Your answer should consist of every line from the records that holds the string "handle".
##########
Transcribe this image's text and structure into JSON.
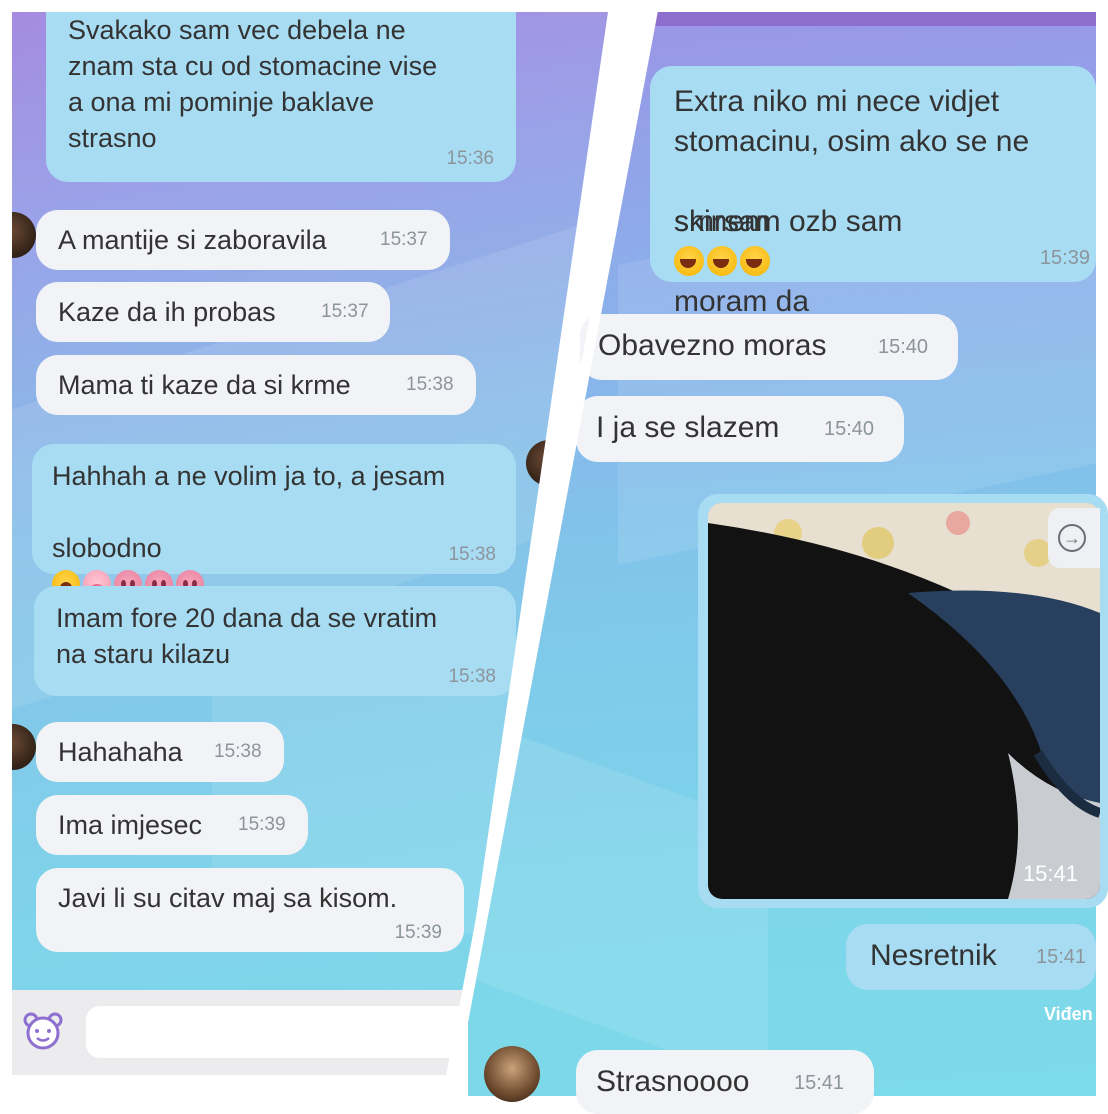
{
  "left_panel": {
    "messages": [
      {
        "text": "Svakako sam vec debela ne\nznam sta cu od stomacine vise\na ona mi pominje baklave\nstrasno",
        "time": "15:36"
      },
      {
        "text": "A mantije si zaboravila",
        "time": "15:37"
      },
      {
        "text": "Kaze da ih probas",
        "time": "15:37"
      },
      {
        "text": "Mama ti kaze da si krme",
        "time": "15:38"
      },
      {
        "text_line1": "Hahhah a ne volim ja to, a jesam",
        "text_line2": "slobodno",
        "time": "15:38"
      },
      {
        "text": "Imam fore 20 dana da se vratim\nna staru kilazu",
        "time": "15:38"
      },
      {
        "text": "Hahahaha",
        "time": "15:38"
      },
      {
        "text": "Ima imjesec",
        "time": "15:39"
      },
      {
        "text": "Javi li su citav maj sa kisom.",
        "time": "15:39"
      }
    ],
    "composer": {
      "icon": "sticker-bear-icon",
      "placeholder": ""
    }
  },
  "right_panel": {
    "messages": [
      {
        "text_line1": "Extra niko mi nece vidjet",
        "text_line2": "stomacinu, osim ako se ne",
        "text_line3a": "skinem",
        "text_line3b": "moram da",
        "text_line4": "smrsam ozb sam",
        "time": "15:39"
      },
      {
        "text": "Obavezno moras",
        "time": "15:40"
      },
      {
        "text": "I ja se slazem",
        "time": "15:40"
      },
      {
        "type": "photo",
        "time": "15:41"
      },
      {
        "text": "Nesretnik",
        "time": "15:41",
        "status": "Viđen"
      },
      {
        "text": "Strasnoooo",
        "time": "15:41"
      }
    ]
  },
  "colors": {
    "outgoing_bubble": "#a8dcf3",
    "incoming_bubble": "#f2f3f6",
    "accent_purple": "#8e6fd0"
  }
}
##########
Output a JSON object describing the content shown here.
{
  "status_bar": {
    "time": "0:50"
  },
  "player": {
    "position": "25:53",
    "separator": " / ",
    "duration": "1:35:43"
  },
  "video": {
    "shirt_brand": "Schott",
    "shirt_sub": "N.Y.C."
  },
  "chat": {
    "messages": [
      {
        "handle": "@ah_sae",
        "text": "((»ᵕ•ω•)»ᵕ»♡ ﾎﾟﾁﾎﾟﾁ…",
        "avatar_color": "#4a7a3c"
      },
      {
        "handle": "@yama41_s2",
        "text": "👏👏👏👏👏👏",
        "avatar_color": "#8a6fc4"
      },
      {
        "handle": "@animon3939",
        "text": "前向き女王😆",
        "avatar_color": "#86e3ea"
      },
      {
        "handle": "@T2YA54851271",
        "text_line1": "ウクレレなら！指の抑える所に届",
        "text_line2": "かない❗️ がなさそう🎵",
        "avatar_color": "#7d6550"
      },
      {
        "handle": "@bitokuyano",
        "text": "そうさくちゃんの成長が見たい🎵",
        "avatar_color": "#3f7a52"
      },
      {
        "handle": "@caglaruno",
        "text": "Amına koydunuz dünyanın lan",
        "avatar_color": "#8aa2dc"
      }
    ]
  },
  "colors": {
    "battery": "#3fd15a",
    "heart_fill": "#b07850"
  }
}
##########
* _Solution to this exercise_
        "handle": "@ah_sae",
        "handle": "@yama41_s2",
        "handle": "@animon3939",
        "handle": "@T2YA54851271",
        "handle": "@bitokuyano",
        "handle": "@caglaruno",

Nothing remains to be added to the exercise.